When the Black Lives Matter movement swept the country this summer, musical artists from cities across the nation joined the march. Many posted shows of support for the movement on their social media platforms, encouraging their fans to get involved in local demonstrations and even joining protests themselves. However, as music’s major labels are still often dominated by conservative leadership, few mainstream artists released any kind of political or protest music, despite its cultural importance throughout music history.
With their release of “Sound the Alarm, Vol. 1: Louder Feelings,” Pop Can Records set out to change this. Pop Can, founded by Patrick Morrissey and Jesse Schuster, put together a lineup of Los Angeles-based artists with the intent to create visceral and emotive protest-themed songs. Together, they created Sound The Alarm’s compilation format, which boasts a talent-filled tracklist. The compilation features 13 tracks, each from a different artist or a few collaborators.
“I think that it’s been a really unique past four years,” Schuster said. “I think we both believe that music has a responsibility to express an emotional perspective. It felt like it’s a necessary thing.”
Smaller artists, often unsigned and without large fan-bases, have more flexibility to make big statements with their music. With artists who release music themselves, there is less pushback from music label leadership, and unsigned artists can have the most to say.
“Most of [the artists], their music was already sort of planted in some kind of protest to begin with.

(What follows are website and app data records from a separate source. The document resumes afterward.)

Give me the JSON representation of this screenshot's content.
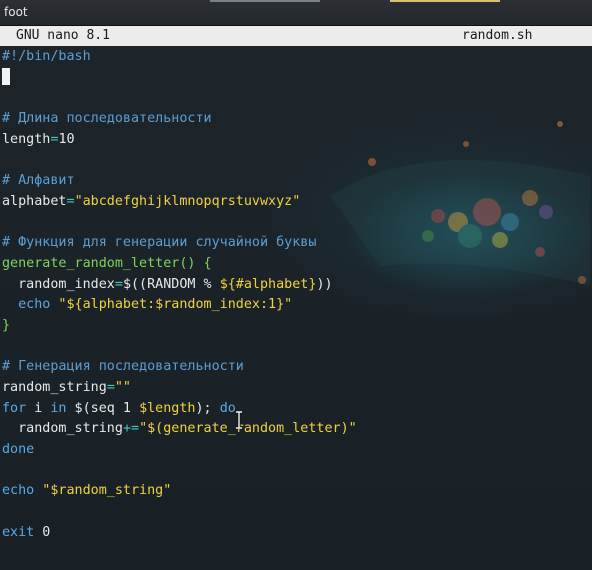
{
  "window": {
    "title": "foot"
  },
  "nano": {
    "version": "GNU nano 8.1",
    "filename": "random.sh"
  },
  "editor": {
    "lines": [
      [
        {
          "t": "#!/bin/bash",
          "c": "comment"
        }
      ],
      [
        {
          "t": "",
          "c": "cursor"
        }
      ],
      [
        {
          "t": "",
          "c": "plain"
        }
      ],
      [
        {
          "t": "# Длина последовательности",
          "c": "comment"
        }
      ],
      [
        {
          "t": "length",
          "c": "plain"
        },
        {
          "t": "=",
          "c": "op"
        },
        {
          "t": "10",
          "c": "num"
        }
      ],
      [
        {
          "t": "",
          "c": "plain"
        }
      ],
      [
        {
          "t": "# Алфавит",
          "c": "comment"
        }
      ],
      [
        {
          "t": "alphabet",
          "c": "plain"
        },
        {
          "t": "=",
          "c": "op"
        },
        {
          "t": "\"abcdefghijklmnopqrstuvwxyz\"",
          "c": "str"
        }
      ],
      [
        {
          "t": "",
          "c": "plain"
        }
      ],
      [
        {
          "t": "# Функция для генерации случайной буквы",
          "c": "comment"
        }
      ],
      [
        {
          "t": "generate_random_letter() {",
          "c": "func"
        }
      ],
      [
        {
          "t": "  random_index",
          "c": "plain"
        },
        {
          "t": "=",
          "c": "op"
        },
        {
          "t": "$((RANDOM % ",
          "c": "plain"
        },
        {
          "t": "${#alphabet}",
          "c": "var"
        },
        {
          "t": "))",
          "c": "plain"
        }
      ],
      [
        {
          "t": "  ",
          "c": "plain"
        },
        {
          "t": "echo",
          "c": "kw"
        },
        {
          "t": " \"${alphabet:$random_index:1}\"",
          "c": "str"
        }
      ],
      [
        {
          "t": "}",
          "c": "func"
        }
      ],
      [
        {
          "t": "",
          "c": "plain"
        }
      ],
      [
        {
          "t": "# Генерация последовательности",
          "c": "comment"
        }
      ],
      [
        {
          "t": "random_string",
          "c": "plain"
        },
        {
          "t": "=",
          "c": "op"
        },
        {
          "t": "\"\"",
          "c": "str"
        }
      ],
      [
        {
          "t": "for",
          "c": "kw"
        },
        {
          "t": " i ",
          "c": "plain"
        },
        {
          "t": "in",
          "c": "kw"
        },
        {
          "t": " $(seq 1 ",
          "c": "plain"
        },
        {
          "t": "$length",
          "c": "var"
        },
        {
          "t": "); ",
          "c": "plain"
        },
        {
          "t": "do",
          "c": "kw"
        }
      ],
      [
        {
          "t": "  random_string",
          "c": "plain"
        },
        {
          "t": "+=",
          "c": "op"
        },
        {
          "t": "\"$(generate_random_letter)\"",
          "c": "str"
        }
      ],
      [
        {
          "t": "done",
          "c": "kw"
        }
      ],
      [
        {
          "t": "",
          "c": "plain"
        }
      ],
      [
        {
          "t": "echo",
          "c": "kw"
        },
        {
          "t": " \"$random_string\"",
          "c": "str"
        }
      ],
      [
        {
          "t": "",
          "c": "plain"
        }
      ],
      [
        {
          "t": "exit",
          "c": "kw"
        },
        {
          "t": " 0",
          "c": "num"
        }
      ]
    ]
  },
  "colors": {
    "comment": "#5b9ed6",
    "keyword": "#5aa9e6",
    "string": "#f0d23c",
    "function": "#7fd45a",
    "operator": "#45c8c0",
    "text": "#e8e8e8",
    "header_bg": "#ececec"
  },
  "icons": {
    "mouse_pointer": "text-cursor-ibeam-icon"
  }
}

We knew that we wanted artists that were already talking about these subjects.” Morrissey explained. “We’re just trying to put out music urgently, and put out music that reflects this moment in time.”

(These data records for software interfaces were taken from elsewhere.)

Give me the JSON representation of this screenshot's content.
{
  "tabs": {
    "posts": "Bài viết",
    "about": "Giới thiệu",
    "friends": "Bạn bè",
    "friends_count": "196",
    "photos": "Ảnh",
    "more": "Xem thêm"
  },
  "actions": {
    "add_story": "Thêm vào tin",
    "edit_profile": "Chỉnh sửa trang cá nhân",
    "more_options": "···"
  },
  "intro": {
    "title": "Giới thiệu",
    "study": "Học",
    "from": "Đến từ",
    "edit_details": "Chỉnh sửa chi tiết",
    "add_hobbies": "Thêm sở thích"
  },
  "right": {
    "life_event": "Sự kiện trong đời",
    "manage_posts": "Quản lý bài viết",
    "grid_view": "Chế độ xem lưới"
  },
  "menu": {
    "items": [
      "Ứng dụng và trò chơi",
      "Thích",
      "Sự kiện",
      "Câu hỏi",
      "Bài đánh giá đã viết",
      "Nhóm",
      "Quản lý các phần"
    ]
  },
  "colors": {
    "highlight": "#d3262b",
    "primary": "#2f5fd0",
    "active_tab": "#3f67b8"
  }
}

The compilation’s early release on Oct. 15, 2020, is based in social justice as well. While it hit major streaming services on the 21st, it was available for purchase the week previous through Bandcamp, a streaming service with a model that encourages more fair payment of artists than Spotify or Apple Music. All proceeds from Bandcamp purchases or a physical cassette tape version of the album went to Street Watch L.A., an organization that fights for tenants’ rights and homelessness in Los Angeles.

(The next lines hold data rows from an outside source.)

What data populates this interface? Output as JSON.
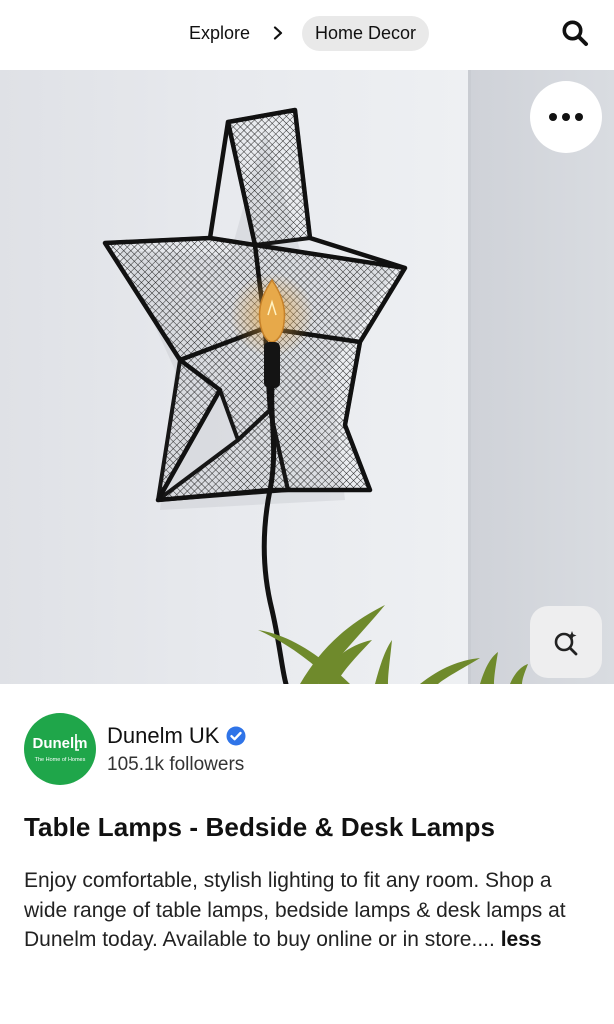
{
  "header": {
    "breadcrumb": [
      {
        "label": "Explore"
      },
      {
        "label": "Home Decor"
      }
    ],
    "icons": {
      "separator": "chevron-right-icon",
      "search": "search-icon"
    }
  },
  "pin": {
    "image_alt": "Black mesh star wall lamp with bulb",
    "buttons": {
      "more": "more-options-icon",
      "visual_search": "visual-search-icon"
    }
  },
  "creator": {
    "logo_text": "Dunelm",
    "logo_tagline": "The Home of Homes",
    "name": "Dunelm UK",
    "verified": true,
    "followers": "105.1k followers",
    "brand_color": "#1fa64a"
  },
  "content": {
    "title": "Table Lamps - Bedside & Desk Lamps",
    "description": "Enjoy comfortable, stylish lighting to fit any room. Shop a wide range of table lamps, bedside lamps & desk lamps at Dunelm today. Available to buy online or in store....",
    "less_label": "less"
  }
}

“Ultimately, we came up with Street Watch L.A. because we scaled our project and said, ‘We’re a small, newer organization, and we exist in L.A. Where do we think we can make the most impact?’” Schuster said about their pick of the charity to benefit. “In L.A., you really get a sense of how huge the homelessness problem is, and there is so much need for support.”
The compilation covers a lot of ground in its 32 minutes. Since no two tracks really sound alike, “Sound The Alarm” has a kind of diversity in its sound that appropriately reflects the diverse backgrounds of its artists. “Eddington Again” by 3.1C is aggressive noise rap, and Maral’s “Agitate” is a more laid-back and psychedelic-inspired song. While some tracks are more subtle in their social justice themes, DWY’s jazzy and crooning “Black Boy” captures the heartache for victims of police brutality, crying out in the hook, “they killed another Black boy, his body on the streetside, his mama on the T.V. crying.”
Schuster claims the compilation’s genre-conquering tracklist was intentional.
“We approached [artists] saying that we’re making a compilation album and its central themes are protest and social justice,” Shuster said. “They may be asked to hear some of the songs. And I think that informed their creative process, just hearing the energy they bring and thinking ‘I want to bring that.’ But we wanted the artists to speak for themselves.”
“Sound The Alarm: Vol. 1: Louder Feelings” is a chaotic response to a chaotic world. While the tradition of protest music has been seemingly missing from the mainstream in a year that inspired such an uprising, the compilation shows that the spirit of justice can still appear in our music communities. “Sound The Alarm’s” lineup successfully captures so many of the emotions Americans felt in 2020, and its format works well for expressing those feelings.
The album is available for purchase on Bandcamp and free on any major streaming platform.